JP15008644A * Title not available
Referenced by
Citing PatentFiling datePublication dateApplicantTitle
US5060046 *Feb 22, 1991Oct 22, 1991Hitachi, Ltd.Semiconductor integrated circuit device having enlarged cells formed on ends of basic cell arrays
US5126599 *Oct 5, 1990Jun 30, 1992Thomson Composants MicroondesPre-diffused logic circuit including at least one amplifier comprising parallel-connectable transistors
US5552721 *Jun 5, 1995Sep 3, 1996International Business Machines CorporationMethod and system for enhanced drive in programmmable gate arrays
US5694057 *May 10, 1996Dec 2, 1997International Business Machines CorporationSystem for enhanced drive in programmable gate arrays

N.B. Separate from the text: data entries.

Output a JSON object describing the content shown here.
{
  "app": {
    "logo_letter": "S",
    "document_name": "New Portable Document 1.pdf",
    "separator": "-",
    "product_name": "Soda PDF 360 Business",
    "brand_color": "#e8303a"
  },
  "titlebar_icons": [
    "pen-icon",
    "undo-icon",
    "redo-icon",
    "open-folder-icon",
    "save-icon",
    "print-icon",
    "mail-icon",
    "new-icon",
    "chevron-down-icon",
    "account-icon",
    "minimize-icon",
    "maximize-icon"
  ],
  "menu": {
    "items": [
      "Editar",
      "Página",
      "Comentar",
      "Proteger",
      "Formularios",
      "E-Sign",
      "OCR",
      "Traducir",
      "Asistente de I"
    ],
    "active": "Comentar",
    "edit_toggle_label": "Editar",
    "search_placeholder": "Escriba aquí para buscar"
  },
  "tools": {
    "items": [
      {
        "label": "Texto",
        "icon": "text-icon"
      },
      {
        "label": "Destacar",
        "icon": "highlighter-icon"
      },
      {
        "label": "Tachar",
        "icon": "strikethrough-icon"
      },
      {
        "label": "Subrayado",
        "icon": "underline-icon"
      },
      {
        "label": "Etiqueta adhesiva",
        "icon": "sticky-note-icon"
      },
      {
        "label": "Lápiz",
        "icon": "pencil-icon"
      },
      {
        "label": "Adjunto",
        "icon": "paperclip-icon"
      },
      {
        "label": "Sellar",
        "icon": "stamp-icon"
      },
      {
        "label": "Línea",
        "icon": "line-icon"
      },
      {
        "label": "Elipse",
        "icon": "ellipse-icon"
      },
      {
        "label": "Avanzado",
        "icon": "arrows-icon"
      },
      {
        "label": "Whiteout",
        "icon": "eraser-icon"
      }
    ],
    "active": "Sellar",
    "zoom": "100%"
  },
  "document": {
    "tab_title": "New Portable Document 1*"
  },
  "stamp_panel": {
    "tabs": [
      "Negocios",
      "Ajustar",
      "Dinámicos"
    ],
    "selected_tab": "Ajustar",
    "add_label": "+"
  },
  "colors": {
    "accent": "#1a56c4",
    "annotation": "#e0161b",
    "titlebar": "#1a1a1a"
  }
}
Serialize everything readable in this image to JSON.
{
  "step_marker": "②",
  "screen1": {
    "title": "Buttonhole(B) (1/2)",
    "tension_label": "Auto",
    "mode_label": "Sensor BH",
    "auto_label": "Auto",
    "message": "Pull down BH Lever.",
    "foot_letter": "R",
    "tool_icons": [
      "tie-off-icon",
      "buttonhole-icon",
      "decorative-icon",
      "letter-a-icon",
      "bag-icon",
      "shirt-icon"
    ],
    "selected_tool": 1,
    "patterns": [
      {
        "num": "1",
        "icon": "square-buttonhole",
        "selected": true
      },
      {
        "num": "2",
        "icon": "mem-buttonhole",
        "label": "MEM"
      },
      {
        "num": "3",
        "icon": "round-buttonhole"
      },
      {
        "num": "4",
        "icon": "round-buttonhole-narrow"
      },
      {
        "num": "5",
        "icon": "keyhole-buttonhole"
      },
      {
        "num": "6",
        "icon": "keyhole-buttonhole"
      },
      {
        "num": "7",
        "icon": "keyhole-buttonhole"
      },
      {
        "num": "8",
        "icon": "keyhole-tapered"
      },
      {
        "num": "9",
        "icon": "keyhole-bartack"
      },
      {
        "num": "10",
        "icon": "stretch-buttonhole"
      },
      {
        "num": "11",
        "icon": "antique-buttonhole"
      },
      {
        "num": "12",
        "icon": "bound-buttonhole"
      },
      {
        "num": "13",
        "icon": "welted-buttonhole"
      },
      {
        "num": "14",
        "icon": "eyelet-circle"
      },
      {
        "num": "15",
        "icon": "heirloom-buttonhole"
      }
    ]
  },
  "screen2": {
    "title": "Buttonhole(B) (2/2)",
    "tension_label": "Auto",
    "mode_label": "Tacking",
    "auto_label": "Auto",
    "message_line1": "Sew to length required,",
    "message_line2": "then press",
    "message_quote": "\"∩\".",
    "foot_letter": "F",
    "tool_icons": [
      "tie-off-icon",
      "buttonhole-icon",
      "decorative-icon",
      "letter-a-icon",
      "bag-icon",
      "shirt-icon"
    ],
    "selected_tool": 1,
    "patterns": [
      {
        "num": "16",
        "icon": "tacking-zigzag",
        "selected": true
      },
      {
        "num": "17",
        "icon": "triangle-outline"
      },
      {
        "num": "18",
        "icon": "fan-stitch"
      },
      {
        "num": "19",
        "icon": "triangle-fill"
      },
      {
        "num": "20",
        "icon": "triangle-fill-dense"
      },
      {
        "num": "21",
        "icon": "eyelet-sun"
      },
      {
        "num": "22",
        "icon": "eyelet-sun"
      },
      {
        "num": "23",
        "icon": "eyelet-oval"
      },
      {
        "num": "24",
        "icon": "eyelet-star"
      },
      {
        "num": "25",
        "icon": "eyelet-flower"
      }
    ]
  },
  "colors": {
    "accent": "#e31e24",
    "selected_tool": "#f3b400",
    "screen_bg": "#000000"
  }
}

US6982476 *Mar 12, 2004Jan 3, 2006Matrix SemiconductorIntegrated circuit feature layout for improved chemical mechanical polishing
Classifications
U.S. Classification326/41, 326/82, 257/203, 257/E27.105, 257/923
International ClassificationH01L27/118, H01L21/82, H01L27/04, H01L21/822, H03K19/173
Cooperative ClassificationY10S257/923, H01L27/118, H03K19/1735
European ClassificationH03K19/173C1, H01L27/118
Legal Events
DateCodeEventDescription
Apr 23, 2002FPExpired due to failure to pay maintenance fee
Effective date: 20020227
Feb 27, 2002LAPSLapse for failure to pay maintenance fees
Sep 18, 2001REMIMaintenance fee reminder mailed
Aug 14, 1997FPAYFee payment
Year of fee payment: 8
Aug 4, 1993FPAYFee payment
Year of fee payment: 4
Jul 20, 1988ASAssignment
Owner name: NEC CORPORATION, 33-1, SHIBA 5-CHOME, MINATO-KU, T
Free format text: ASSIGNMENT OF ASSIGNORS INTEREST.;ASSIGNOR:TANAHASHI, TOSHIO;REEL/FRAME:004914/0810
Effective date: 19880711